The Natural Bridge has two sides
The formation in Virginia called Natural Bridge has been a popular tourist destination in the United States for more than 200 years.1 A small stream, Cedar Creek, flows beneath the arch. A nearby sign gives some of the arch’s vital statistics including its height, length and weight. These facts are easy to check: just compare its size with someone standing underneath.
The sign also says the arch is “estimated to be at least 500 million years old.”2 Unlike its dimensions, it is impossible to check this age because no-one was there when the arch was carved. It was geologists who deny the biblical account of Noah’s Flood who formulated these ages.
Other geologists do believe in Noah’s Flood, and consider that Natural Bridge formed during this event.3 As the floodwaters were rising on the earth, strong currents deposited the limestone sediment in thin layers across the region.

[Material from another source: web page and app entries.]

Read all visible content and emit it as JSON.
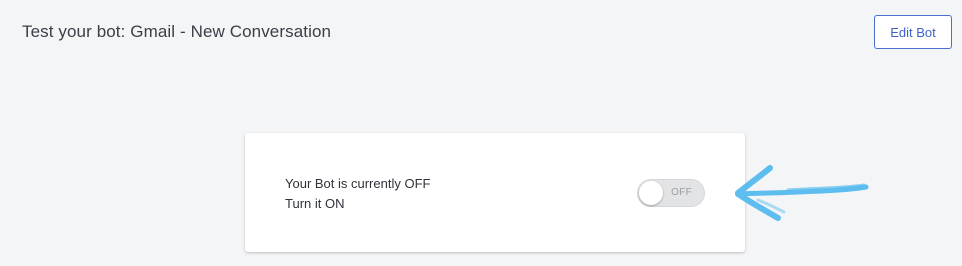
{
  "header": {
    "title": "Test your bot: Gmail - New Conversation",
    "edit_label": "Edit Bot"
  },
  "card": {
    "status_line": "Your Bot is currently OFF",
    "action_line": "Turn it ON",
    "toggle": {
      "state": "off",
      "label": "OFF"
    }
  },
  "colors": {
    "accent": "#4c6fd1",
    "annotation_arrow": "#4db8ee"
  },
  "icons": {
    "annotation": "hand-drawn-arrow-icon"
  }
}
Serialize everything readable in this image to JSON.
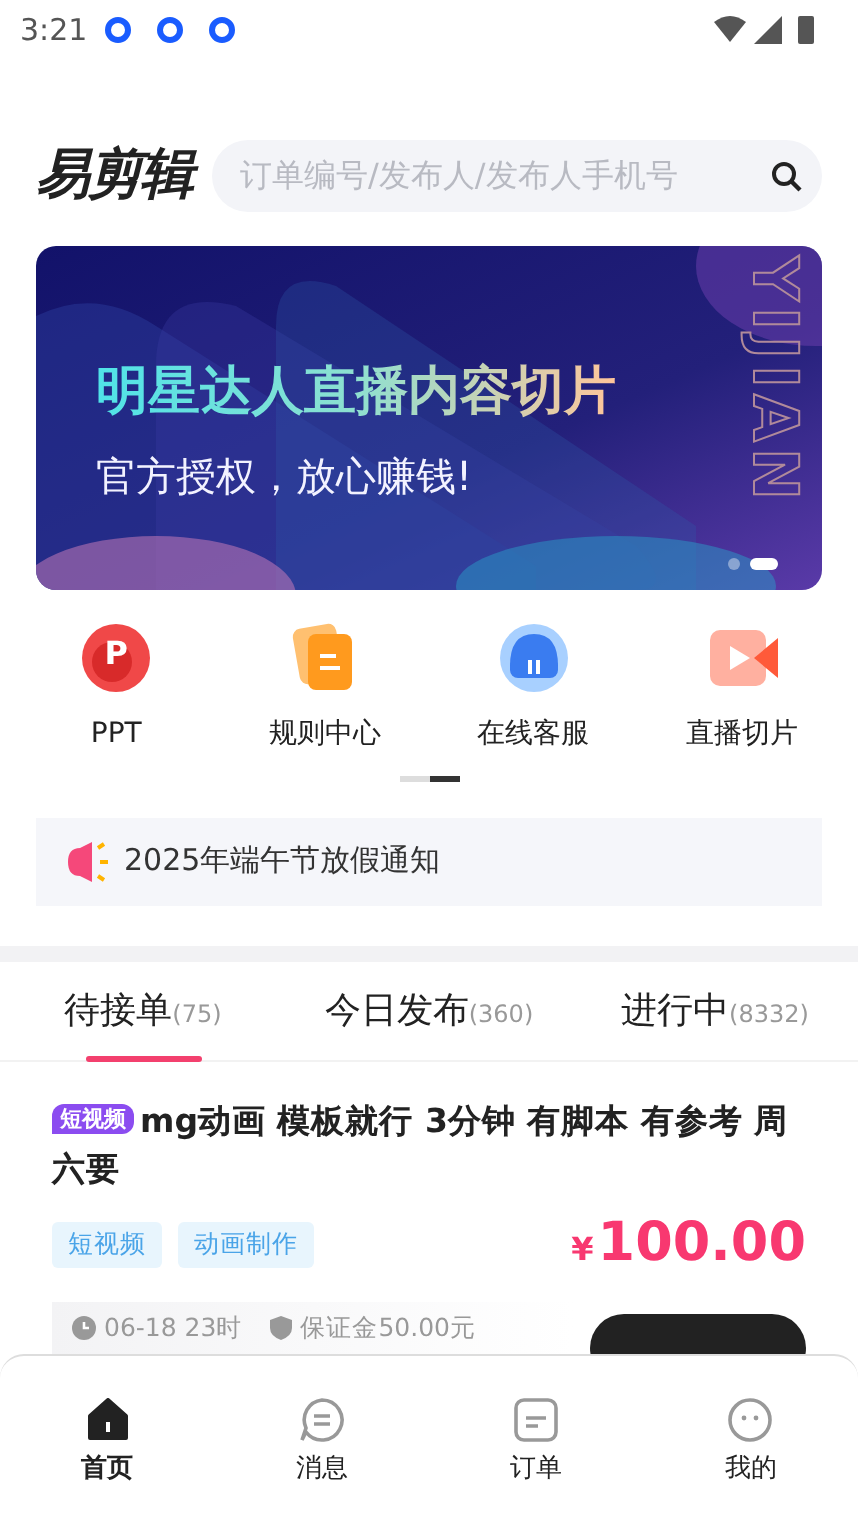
{
  "status_bar": {
    "time": "3:21"
  },
  "header": {
    "logo": "易剪辑",
    "search": {
      "placeholder": "订单编号/发布人/发布人手机号"
    }
  },
  "banner": {
    "title": "明星达人直播内容切片",
    "subtitle": "官方授权，放心赚钱!",
    "side_text": "YIJIAN",
    "dots": [
      {
        "selected": false
      },
      {
        "selected": true
      }
    ]
  },
  "shortcuts": [
    {
      "label": "PPT",
      "kind": "ppt",
      "icon_text": "P"
    },
    {
      "label": "规则中心",
      "kind": "rules"
    },
    {
      "label": "在线客服",
      "kind": "service"
    },
    {
      "label": "直播切片",
      "kind": "live"
    }
  ],
  "shortcut_pager": [
    {
      "selected": false
    },
    {
      "selected": true
    }
  ],
  "notice": {
    "text": "2025年端午节放假通知"
  },
  "tabs": [
    {
      "label": "待接单",
      "count": "(75)",
      "selected": true
    },
    {
      "label": "今日发布",
      "count": "(360)",
      "selected": false
    },
    {
      "label": "进行中",
      "count": "(8332)",
      "selected": false
    }
  ],
  "orders": [
    {
      "category": "短视频",
      "title": "mg动画 模板就行 3分钟 有脚本 有参考 周六要",
      "tags": [
        "短视频",
        "动画制作"
      ],
      "currency": "¥",
      "price": "100.00",
      "deadline": "06-18 23时",
      "deposit": "保证金50.00元"
    }
  ],
  "bottom_nav": [
    {
      "label": "首页",
      "kind": "home",
      "selected": true
    },
    {
      "label": "消息",
      "kind": "message",
      "selected": false
    },
    {
      "label": "订单",
      "kind": "order",
      "selected": false
    },
    {
      "label": "我的",
      "kind": "profile",
      "selected": false
    }
  ]
}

These layers can be seen in the arch and side walls.
While going down, the floodwaters eroded the many valleys, tunnels and caves in the area.4 Some of these caverns are popular tourist attractions. Natural Bridge was initially part of a long tunnel but most of the roof collapsed as it was being eroded, and only the Bridge remains. The receding floodwaters carried the debris away.
The 500-million-year age quoted on this tourist sign is not a fact but a belief. The number affects the way people look at the world. This tourist sign gives just one belief about the past. On such a vital issue the other side should be presented. Imagine what people will think when the sign says, “Natural Bridge formed during Noah’s Flood, about 4,500 years ago.”

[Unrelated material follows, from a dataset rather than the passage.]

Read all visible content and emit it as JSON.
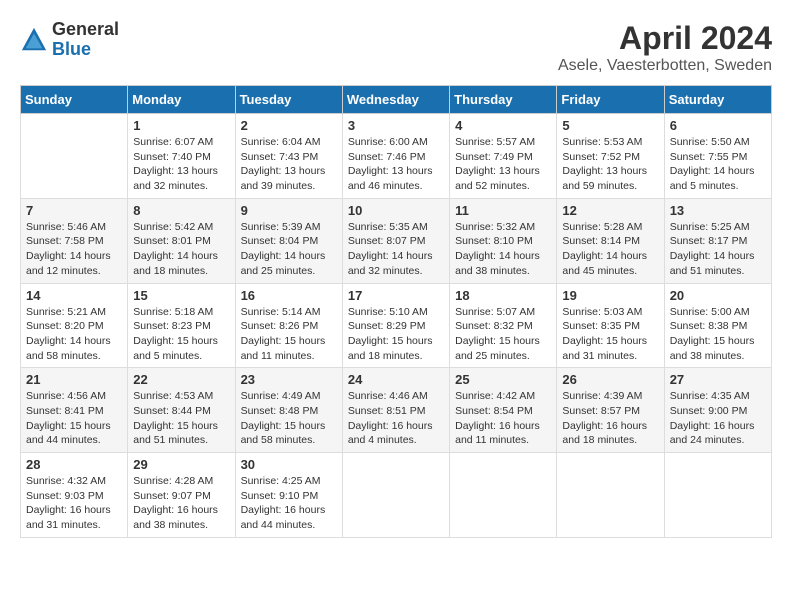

References and notes
- Presidents Washington and Jefferson visited it, NaturalBridgeVA.com. Return to text.
- This was the accepted ‘age’ of the Ordovician limestone when the sign was made, but is different now. Return to text.

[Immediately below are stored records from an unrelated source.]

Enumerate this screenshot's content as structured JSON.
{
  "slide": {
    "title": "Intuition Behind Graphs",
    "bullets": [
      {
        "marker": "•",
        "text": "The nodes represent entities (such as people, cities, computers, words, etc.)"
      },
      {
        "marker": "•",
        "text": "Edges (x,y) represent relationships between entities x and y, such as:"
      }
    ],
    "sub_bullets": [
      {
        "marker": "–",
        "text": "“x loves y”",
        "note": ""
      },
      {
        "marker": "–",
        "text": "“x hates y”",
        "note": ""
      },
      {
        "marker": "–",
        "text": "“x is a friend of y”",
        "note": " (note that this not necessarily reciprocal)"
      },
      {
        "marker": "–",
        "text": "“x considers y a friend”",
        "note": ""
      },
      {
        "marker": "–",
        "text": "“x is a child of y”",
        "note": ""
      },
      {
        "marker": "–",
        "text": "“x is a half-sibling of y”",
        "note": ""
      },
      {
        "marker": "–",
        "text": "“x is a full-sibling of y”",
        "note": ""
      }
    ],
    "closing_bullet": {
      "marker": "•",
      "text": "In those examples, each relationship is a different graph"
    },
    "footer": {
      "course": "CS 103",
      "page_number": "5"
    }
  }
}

- Oard, M.J., Many arches and natural bridges likely from the Flood, J. Creation 23(1):115–118, 2009. Return to text.
- Williams, E.L., Natural Bridge, Virginia: origins speculations, Creation Research Society Quarterly 39(2):101–105, 2002. Return to text.